Recent News

Dian Million
Professor Dian Million's article, “Felt Theory: An Indigenous Feminist Approach to Affect and History,” Wicazo Sa (2009): 53-76, is on the finalist list for Most Though-Provoking Article in Native American and Indigenous Studies Prize for 2009. The 2011 membership of the Native American and Indigenous Studies Association (NAISA) will vote on the slate of finalists and the... Read more
Club Native film poster
Friday, May 13th, Forest Club Room, Anderson Hall 207: 7:00 PMAn evening with Tracy DeerScreening: Club Native (documentary, Deer, Canada, 2008, 90:00) Saturday, May 14th, 10:00 AM - 12:00 (Noon): COM 306 ...Special Master Class with Tracy Deer [There is a STRICT limit of 20 people for the master class. Please call Canadian Studies Center at (206) 221 - 6374 or Email: for reservations.] Facebook event page... Read more
Please join Native American Students in Advanced Academia (NASAA) for their 10th Annual Symposium of Native and Indigenous graduate research. The theme of this year is Indigenous Knowledge Systems. Indigenous knowledge systems are represented in many ways. Concepts of relatedness and interconnectedness are embedded in the creation, production and sharing of ways of knowing. These systems inform Indigenous research, scholarship and activism. We invite you to learn as... Read more
On May 5th, 6th, and 7th, 2011,  the Eighth Annual Presentation of the American Indian Film Festival will be held at Bellevue College. Steffany Suttle, a graduate of our Native Voices program, will show three films at the festival. Awakening of the Spirit... Read more
Flyer about Leonie Pihama's talk

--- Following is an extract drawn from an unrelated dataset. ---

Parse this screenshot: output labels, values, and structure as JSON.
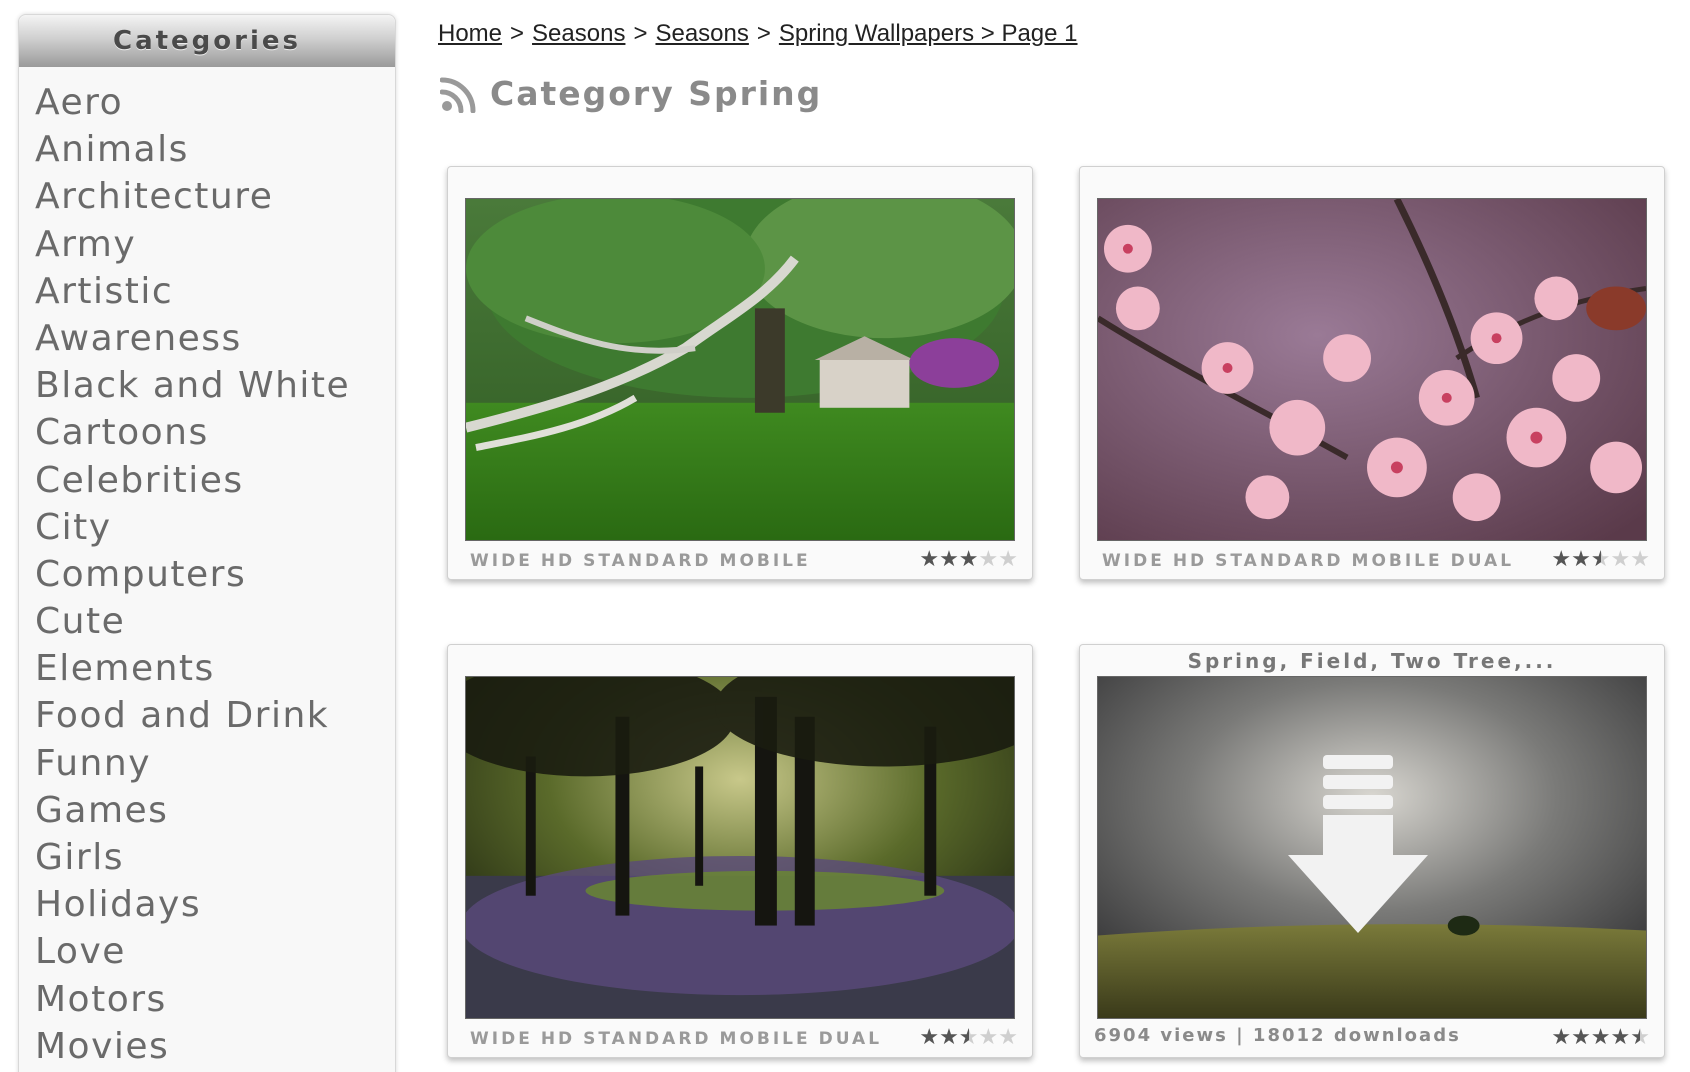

All are welcome to attend a presentation by Dr. Leonie Pihama, Indigenous Fulbright Scholar visiting from Aotearoa (New Zealand)! The Presentation will take place at 6:00pm in Room 225 in Kane Hall, University of Washington, Seattle Campus. Presentation Title: Decolonising Theory: Centering Traditional Knowledge within Indigenous Theorising Within the academy theory has been historically constructed in ways that have maintained the centrality of Western thinking. This has been actively... Read more
Even though Seattle isn't even feeling truly springlike yet (the cherry blossoms on the quad don't really cancel out the near-constant rain for me), the autumn 2011 course listings are up! Registration starts... Read more

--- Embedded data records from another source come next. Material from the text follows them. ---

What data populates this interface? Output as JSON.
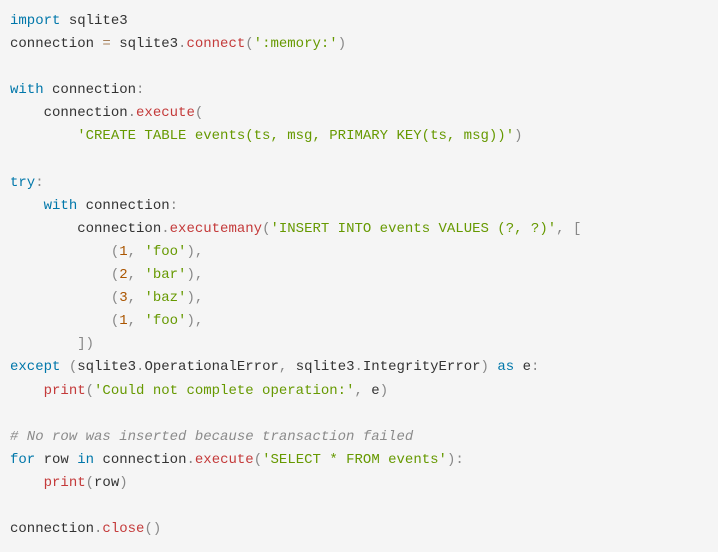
{
  "code": {
    "line1": {
      "import": "import",
      "module": "sqlite3"
    },
    "line2": {
      "var": "connection",
      "eq": " = ",
      "module": "sqlite3",
      "dot": ".",
      "func": "connect",
      "open": "(",
      "string": "':memory:'",
      "close": ")"
    },
    "line4": {
      "with": "with",
      "sp": " ",
      "var": "connection",
      "colon": ":"
    },
    "line5": {
      "indent": "    ",
      "var": "connection",
      "dot": ".",
      "func": "execute",
      "open": "("
    },
    "line6": {
      "indent": "        ",
      "string": "'CREATE TABLE events(ts, msg, PRIMARY KEY(ts, msg))'",
      "close": ")"
    },
    "line8": {
      "try": "try",
      "colon": ":"
    },
    "line9": {
      "indent": "    ",
      "with": "with",
      "sp": " ",
      "var": "connection",
      "colon": ":"
    },
    "line10": {
      "indent": "        ",
      "var": "connection",
      "dot": ".",
      "func": "executemany",
      "open": "(",
      "string": "'INSERT INTO events VALUES (?, ?)'",
      "comma": ",",
      "sp": " ",
      "bracket": "["
    },
    "line11": {
      "indent": "            ",
      "open": "(",
      "num": "1",
      "comma1": ",",
      "sp": " ",
      "string": "'foo'",
      "close": ")",
      "comma2": ","
    },
    "line12": {
      "indent": "            ",
      "open": "(",
      "num": "2",
      "comma1": ",",
      "sp": " ",
      "string": "'bar'",
      "close": ")",
      "comma2": ","
    },
    "line13": {
      "indent": "            ",
      "open": "(",
      "num": "3",
      "comma1": ",",
      "sp": " ",
      "string": "'baz'",
      "close": ")",
      "comma2": ","
    },
    "line14": {
      "indent": "            ",
      "open": "(",
      "num": "1",
      "comma1": ",",
      "sp": " ",
      "string": "'foo'",
      "close": ")",
      "comma2": ","
    },
    "line15": {
      "indent": "        ",
      "bracket": "]",
      "close": ")"
    },
    "line16": {
      "except": "except",
      "sp1": " ",
      "open": "(",
      "mod1": "sqlite3",
      "dot1": ".",
      "err1": "OperationalError",
      "comma": ",",
      "sp2": " ",
      "mod2": "sqlite3",
      "dot2": ".",
      "err2": "IntegrityError",
      "close": ")",
      "sp3": " ",
      "as": "as",
      "sp4": " ",
      "var": "e",
      "colon": ":"
    },
    "line17": {
      "indent": "    ",
      "func": "print",
      "open": "(",
      "string": "'Could not complete operation:'",
      "comma": ",",
      "sp": " ",
      "var": "e",
      "close": ")"
    },
    "line19": {
      "comment": "# No row was inserted because transaction failed"
    },
    "line20": {
      "for": "for",
      "sp1": " ",
      "var1": "row",
      "sp2": " ",
      "in": "in",
      "sp3": " ",
      "var2": "connection",
      "dot": ".",
      "func": "execute",
      "open": "(",
      "string": "'SELECT * FROM events'",
      "close": ")",
      "colon": ":"
    },
    "line21": {
      "indent": "    ",
      "func": "print",
      "open": "(",
      "var": "row",
      "close": ")"
    },
    "line23": {
      "var": "connection",
      "dot": ".",
      "func": "close",
      "open": "(",
      "close": ")"
    }
  }
}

In the lounge, there's a box of 48 old LP's from the "Folk Music of the United States" series from the Library of Congress Music Division's recording laboratory. Sample record titles: "Songs of the Michigan Lumberjacks" "American Sea Songs and Shanties" "Animal Tales Told in the Gullah Dialect" "Seneca Songs from Coldspring Longhouse" "Songs from the Iroquois Longhouse" "Songs of the Papago" "Indian Songs of Today" We also have a very cool USB turntable, so eventually, two years ago, I... Read more
Right now, we've got four courses on the books for this summer, with a fifth to be added soon. Take a look at the time schedule for more information. AIS 270: Pacific Northwest Natives I&S; A-term, MTuWTh 11:30 - 1:30; Professor Charlotte Cote Examines indigenous societies on the Pacific Northwest's western slope, from southeast Alaska to... Read more
Plasi Cocowee, a memer of the Salish Tribe, works on Kerr Dam at the height of its construction in 1937.
The Place of the Falling Waters, a Native Voices documentary about the Salish and Kootenia tribal histories and the building of the Kerr hydropower dam on Montana’s Flathead Lake, was recently shown at the Ethnic Cultural Center. Falling Waters was produced by Daniel Hart, UW professor of American Indian Studies and Luana Ross, UW associate professor of Women Studies. Read about the screening in... Read more